As many of you know, I spent four nights this week in a local hotel while the hardwood floors in my kitchen were being repaired (due to water damage from a new compressor that was incorrectly installed in our fridge). The entire kitchen floor had to be sanded, stained, and sealed with three coats of polyurethane so we opted to escape the dust, the fumes, and the inconvenience of having no kitchen.
The local hotel we stayed in had a small outdoor pool, which I brought my two girls to swim in three afternoons before supper (when we normally would either have had a playdate or go swimming in our community pool). We have spent more time swimming this summer than ever, and I think there’s two reasons for this. First, I don’t feel so self-conscious in a bathing suit anymore; and second, my kids are at an easier age to handle by myself at the pool. One of the fun parts of this pool was that it was convenient for my husband to meet us when he arrived after work. With him there to watch the girls, I actually got the opportunity to swim some laps (short laps because the pool wasn’t that big, but still fun!). It has been a long time since I’ve actually had the opportunity to really swim (when I bring my girls to the pool, I spend the entire time preventing them from drowning rather than swimming). One of the things that surprised me was that it seemed like a lot more work to keep myself afloat than I remember. At first, I wondered if I really wasn’t in as good of shape as I thought. Then, I realized that my leaner body would be much less naturally buoyant than any other time in my adult life. Swimming seemed like more work because it was! That realization made me feel pretty darned good about myself.

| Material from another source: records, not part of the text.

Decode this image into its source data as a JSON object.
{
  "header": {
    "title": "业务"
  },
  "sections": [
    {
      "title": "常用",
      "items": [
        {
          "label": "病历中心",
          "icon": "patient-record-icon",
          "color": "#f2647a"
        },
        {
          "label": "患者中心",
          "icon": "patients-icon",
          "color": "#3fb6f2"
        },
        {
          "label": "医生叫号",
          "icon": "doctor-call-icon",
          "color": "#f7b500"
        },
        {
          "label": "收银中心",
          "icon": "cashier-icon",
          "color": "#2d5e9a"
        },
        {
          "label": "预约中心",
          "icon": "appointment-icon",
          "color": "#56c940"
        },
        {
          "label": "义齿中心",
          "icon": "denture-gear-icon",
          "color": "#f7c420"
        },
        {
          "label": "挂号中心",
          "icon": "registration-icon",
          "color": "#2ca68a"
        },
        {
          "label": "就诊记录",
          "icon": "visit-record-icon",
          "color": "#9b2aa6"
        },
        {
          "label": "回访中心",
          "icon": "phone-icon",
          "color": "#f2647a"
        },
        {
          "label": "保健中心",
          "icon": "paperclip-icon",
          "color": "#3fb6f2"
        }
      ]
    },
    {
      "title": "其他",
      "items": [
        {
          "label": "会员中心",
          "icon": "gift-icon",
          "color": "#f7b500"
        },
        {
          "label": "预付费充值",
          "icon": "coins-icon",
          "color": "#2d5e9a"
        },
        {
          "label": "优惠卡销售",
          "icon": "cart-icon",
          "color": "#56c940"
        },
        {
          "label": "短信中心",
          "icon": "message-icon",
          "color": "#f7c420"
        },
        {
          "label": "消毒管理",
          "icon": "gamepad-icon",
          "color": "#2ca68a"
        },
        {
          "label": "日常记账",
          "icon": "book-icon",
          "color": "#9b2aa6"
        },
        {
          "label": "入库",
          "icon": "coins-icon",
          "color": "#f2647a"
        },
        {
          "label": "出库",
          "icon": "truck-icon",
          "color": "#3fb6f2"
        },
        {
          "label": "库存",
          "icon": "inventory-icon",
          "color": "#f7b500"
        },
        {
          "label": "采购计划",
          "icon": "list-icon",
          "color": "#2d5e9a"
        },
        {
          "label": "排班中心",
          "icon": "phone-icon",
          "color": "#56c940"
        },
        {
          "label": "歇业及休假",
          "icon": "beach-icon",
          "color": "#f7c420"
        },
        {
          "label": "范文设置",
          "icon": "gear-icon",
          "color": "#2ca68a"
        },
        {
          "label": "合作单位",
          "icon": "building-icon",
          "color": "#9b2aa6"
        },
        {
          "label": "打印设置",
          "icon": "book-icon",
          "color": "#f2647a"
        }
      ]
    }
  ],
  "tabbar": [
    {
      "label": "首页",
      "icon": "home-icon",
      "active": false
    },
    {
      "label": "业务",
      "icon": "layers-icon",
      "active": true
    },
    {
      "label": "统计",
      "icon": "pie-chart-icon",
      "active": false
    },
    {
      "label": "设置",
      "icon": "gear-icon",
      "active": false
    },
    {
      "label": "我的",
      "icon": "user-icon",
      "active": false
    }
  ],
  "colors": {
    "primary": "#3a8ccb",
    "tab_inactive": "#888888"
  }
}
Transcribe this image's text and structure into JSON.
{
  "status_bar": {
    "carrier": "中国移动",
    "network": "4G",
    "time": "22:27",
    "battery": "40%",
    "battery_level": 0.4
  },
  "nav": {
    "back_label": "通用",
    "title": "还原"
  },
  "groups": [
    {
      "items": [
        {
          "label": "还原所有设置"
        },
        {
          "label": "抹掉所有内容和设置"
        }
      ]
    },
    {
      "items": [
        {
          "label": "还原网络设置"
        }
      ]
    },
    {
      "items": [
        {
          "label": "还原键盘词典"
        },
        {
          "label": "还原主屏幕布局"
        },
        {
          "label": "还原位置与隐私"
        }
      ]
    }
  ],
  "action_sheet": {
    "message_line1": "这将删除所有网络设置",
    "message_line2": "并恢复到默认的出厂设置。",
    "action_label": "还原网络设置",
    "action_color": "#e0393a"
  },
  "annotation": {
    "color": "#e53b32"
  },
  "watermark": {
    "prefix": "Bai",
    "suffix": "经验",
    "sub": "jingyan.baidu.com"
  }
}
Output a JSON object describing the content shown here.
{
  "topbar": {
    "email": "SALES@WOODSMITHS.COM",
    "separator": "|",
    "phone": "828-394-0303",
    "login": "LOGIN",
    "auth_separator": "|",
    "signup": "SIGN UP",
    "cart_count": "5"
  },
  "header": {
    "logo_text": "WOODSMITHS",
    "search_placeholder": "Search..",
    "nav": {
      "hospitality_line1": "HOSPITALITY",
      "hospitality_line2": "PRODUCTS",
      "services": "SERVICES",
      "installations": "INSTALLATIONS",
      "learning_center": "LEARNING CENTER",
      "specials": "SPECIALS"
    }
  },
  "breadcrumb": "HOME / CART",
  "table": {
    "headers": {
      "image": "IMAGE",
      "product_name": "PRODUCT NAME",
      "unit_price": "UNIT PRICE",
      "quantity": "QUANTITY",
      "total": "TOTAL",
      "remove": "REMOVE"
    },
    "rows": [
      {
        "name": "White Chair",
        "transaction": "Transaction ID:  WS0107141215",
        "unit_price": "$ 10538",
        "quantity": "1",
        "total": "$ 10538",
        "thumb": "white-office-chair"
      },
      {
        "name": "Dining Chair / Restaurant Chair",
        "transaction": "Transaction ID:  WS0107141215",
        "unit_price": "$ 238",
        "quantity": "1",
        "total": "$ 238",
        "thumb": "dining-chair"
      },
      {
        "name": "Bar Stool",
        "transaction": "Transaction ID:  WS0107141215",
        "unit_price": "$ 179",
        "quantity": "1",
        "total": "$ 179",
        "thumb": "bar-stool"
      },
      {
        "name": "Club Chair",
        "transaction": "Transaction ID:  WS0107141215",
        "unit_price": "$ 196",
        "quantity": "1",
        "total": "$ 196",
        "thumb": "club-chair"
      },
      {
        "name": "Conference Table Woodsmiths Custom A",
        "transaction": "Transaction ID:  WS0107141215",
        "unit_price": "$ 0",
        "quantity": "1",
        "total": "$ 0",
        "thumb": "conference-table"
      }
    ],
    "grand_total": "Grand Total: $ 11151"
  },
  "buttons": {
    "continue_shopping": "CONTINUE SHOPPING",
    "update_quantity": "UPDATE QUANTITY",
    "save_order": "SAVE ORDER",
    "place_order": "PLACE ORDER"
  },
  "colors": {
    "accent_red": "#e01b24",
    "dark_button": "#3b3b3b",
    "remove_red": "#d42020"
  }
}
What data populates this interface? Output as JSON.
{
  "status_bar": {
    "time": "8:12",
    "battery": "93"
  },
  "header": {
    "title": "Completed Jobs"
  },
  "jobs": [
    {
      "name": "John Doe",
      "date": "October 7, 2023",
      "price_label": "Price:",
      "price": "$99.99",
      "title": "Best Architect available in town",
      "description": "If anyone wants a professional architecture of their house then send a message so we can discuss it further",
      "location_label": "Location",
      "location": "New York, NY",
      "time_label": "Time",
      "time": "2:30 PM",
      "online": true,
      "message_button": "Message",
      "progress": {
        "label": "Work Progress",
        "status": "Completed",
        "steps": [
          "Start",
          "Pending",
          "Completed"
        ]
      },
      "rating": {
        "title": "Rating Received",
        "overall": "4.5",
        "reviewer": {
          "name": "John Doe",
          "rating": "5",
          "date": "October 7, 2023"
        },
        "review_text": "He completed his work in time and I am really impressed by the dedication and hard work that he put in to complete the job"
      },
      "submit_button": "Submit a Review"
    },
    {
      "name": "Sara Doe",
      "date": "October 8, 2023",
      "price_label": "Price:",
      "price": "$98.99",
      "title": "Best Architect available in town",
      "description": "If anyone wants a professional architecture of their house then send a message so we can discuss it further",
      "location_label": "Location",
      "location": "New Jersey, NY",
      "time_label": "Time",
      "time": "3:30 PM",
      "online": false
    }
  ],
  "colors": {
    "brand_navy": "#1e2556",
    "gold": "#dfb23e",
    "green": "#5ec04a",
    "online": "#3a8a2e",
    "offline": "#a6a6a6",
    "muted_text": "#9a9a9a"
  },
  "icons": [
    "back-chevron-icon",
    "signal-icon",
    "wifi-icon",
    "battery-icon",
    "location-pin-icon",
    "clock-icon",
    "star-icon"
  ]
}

I had another similar moment of appreciation when I needed to get out of the pool from the “deep” end (only 4½ feet deep) to help one of my daughters at the edge of the pool. I simply lifted myself out of the pool, easily and with something even approaching grace. I have never been strong enough in my upper body to exit a pool without the use of stairs or a ladder. Even as a kid, getting out of a pool at the edge would be an exercise in humiliation as I struggled to heave my body up and out of the water. This was so easy that my first thought was “Wow! Did I really just do that?!”.
As difficult as this week was, having such concrete proof of how far I have come with my health was wonderful and definitely something to hold on to.